Why you gotta be that way? I guess you can blame it on pride. I wish you’d drop it. You know, I’ve spent a lot of time hyping you here. And really, it’s not as if you suck in any way at all. No, really, all you’ve ever done is deliver exciting-as-hell performances, like you did tonight in your second featherweight (126 lbs.) bout, this one a 2nd round knockout against Marcos Ramirez. But this pride thing — it’s getting in the way of your greatness.
HBO’s Max Kellerman is right. You could be Roy Jones, Jr. Instead, you’re heading more toward Naseem Hamed. Like Max said, being Hamed is not a bad thing at all. But here’s the difference. One day, if you keep it up like you have been, you’re going to get knocked the hell out. Or dominated by a slicker, more disciplined fighter, the way Hamed got dominated by Marco Antonio Barrera. Until then? You’ll completely, 100% thrill us.
It’s just not what I want for you. You have potential greatness in you. If you could just, for one second, not be such an arrogant, macho type. So Ramirez knocks you down in the first round with an elbow. First off, you shouldn’t have gotten hit with it. A more conservative fighter — even a slightly more conservative fighter — doesn’t get caught with that. And to make matters worse, you took it as an insult, one that had to be avenged immediately. OK, so you caught up with him the very next round and finished the show. Great. What happens when the guy you try to get even with is far better than a guy who, like Ramirez, has got a borderline knockout ratio against inferior competion and has been out of the ring for 16 months with some rather severe family trauma? Exactly.
Your career could be so much more, so much more, than just a guy who excites as a prospect and is a crapshoot against a real champion. That’s fun and all, but there’s no evidence that you’re going to, after two appearances on HBO, dial it back ever-so-gently. Have at it, but the unmitigated cheerleading here will probably drop off, like, the next time you fight.
Other commentary from HBO’s “Night of the Rising Stars II”:
Sergio Martinez was, indeed, blindingly fast against Alex Bunema, en route to a corner stoppage. Martinez is now in position for a shot at Vernon Forrest’s junior middleweight (154 lbs.) belt. I liked what I saw, but as nice a run as Bunema has been on lately, he just got out-classed. I’m not sure Martinez looks so impressive against a more versatile opponent. I guess we’ll find out, unless Forrest decides to ditch his belt.
In a whole different way, fellow junior middleweight Alfredo Angulo completely dominated Andrey Tsurkan. Angulo is an interesting fighter because he’s a brawler with excellent technique, the kind that makes up for his lack of speed because his crisper punches always land first.

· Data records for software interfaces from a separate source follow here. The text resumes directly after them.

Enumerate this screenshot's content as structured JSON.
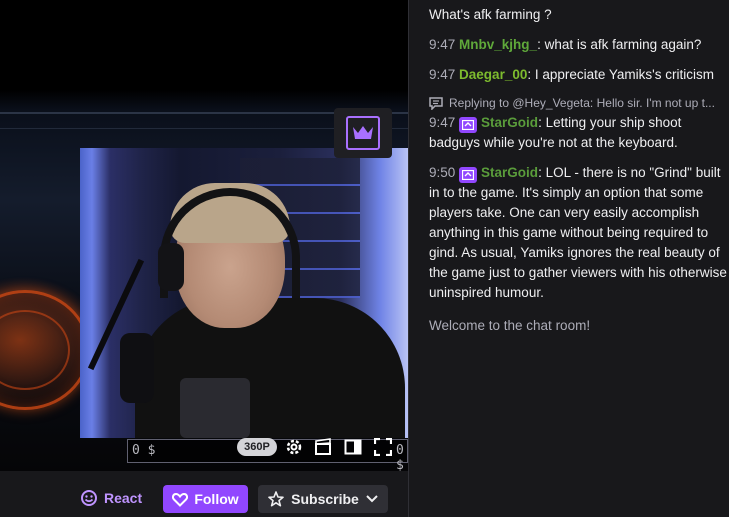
{
  "player": {
    "quality_badge": "360P",
    "hud_left": "0 $",
    "hud_right": "0 $",
    "icons": [
      "crown-icon",
      "gear-icon",
      "clip-icon",
      "theatre-mode-icon",
      "fullscreen-icon"
    ]
  },
  "actions": {
    "react_label": "React",
    "follow_label": "Follow",
    "subscribe_label": "Subscribe"
  },
  "chat": {
    "messages": [
      {
        "text": "What's afk farming ?"
      },
      {
        "time": "9:47",
        "user": "Mnbv_kjhg_",
        "text": ": what is afk farming again?"
      },
      {
        "time": "9:47",
        "user": "Daegar_00",
        "text": ": I appreciate Yamiks's criticism"
      },
      {
        "reply": "Replying to @Hey_Vegeta: Hello sir. I'm not up t..."
      },
      {
        "time": "9:47",
        "user": "StarGoid",
        "text": ": Letting your ship shoot badguys while you're not at the keyboard."
      },
      {
        "time": "9:50",
        "user": "StarGoid",
        "text": ": LOL - there is no \"Grind\" built in to the game. It's simply an option that some players take. One can very easily accomplish anything in this game without being required to gind. As usual, Yamiks ignores the real beauty of the game just to gather viewers with his otherwise uninspired humour."
      }
    ],
    "welcome": "Welcome to the chat room!"
  },
  "colors": {
    "accent": "#9147ff",
    "accent_light": "#bf94ff",
    "chat_bg": "#18181b",
    "username_green": "#5fa83a"
  }
}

I thought the fight should’ve been stopped around the 8th, the way it was for Bunema. The brave Tsurkan just took an unnecessary beating from a superior foe for two more rounds before it was finally stopped. Angulo’s not far from his own title challenge, if he keeps it up like this.